The financial sector, and services in general, are now seen as much more important than lathes and foundries. London’s advantage as an English-speaking, well-regulated financial centre relatively free of state meddling is seen as key.

In the anti-Euro lobby, proponents say the Eurozone is imposing ever- greater economic policy coordination and this can only harm Britain. It welcomed European Commission President Romano Prodi’s judgement that the stability and growth pact agreed by Eurozone countries is “stupid.”
Britain’s macro-economic data – whether in inflation, government debt, unemployment, predicted growth over the next two years – all outperform the Eurozone, the sterling lobbyists say. In addition, the British labour market is more flexible and the Bank of England can react rapidly to domestic conditions without worrying about the effects on other countries. These arguments are telling among the electorate. Support for the Euro hovers at around a third and shows little sign of increasing.

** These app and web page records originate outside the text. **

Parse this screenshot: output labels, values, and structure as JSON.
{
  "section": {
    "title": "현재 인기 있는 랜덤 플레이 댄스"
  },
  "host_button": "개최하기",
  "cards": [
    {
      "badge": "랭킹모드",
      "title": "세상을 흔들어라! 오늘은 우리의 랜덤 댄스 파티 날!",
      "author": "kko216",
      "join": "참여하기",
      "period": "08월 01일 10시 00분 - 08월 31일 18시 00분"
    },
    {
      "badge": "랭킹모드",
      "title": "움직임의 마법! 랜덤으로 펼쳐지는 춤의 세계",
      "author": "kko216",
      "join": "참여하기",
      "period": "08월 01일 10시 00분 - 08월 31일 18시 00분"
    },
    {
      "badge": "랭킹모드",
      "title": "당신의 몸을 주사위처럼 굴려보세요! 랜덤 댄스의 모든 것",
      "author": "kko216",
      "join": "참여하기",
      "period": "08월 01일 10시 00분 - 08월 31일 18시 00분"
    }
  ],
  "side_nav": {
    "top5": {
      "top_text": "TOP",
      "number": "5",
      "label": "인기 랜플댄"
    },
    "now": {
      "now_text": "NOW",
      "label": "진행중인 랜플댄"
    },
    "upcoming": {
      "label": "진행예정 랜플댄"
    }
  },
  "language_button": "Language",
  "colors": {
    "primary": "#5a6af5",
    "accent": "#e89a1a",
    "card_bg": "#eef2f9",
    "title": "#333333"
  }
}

Many voters are wary of the notion that Britain should adopt the Euro to help promote a strong Europe as a counterbalance, economically and militarily, to the United States, which they see as a key British ally. A controversial war looms in Iraq. Public concern is focussed on creaking public services and violent crime. There are growing signs of union unrest – the nemesis of past Labour Party governments.

Nevertheless, Blair presses on, putting at risk his own and his party’s high standing in the polls.

Despite all the other concerns since the September 11 attacks last year, he insists there is no reason to delay a promised referendum on the Euro once the economic tests are met, and he will not rule out holding one before the next election.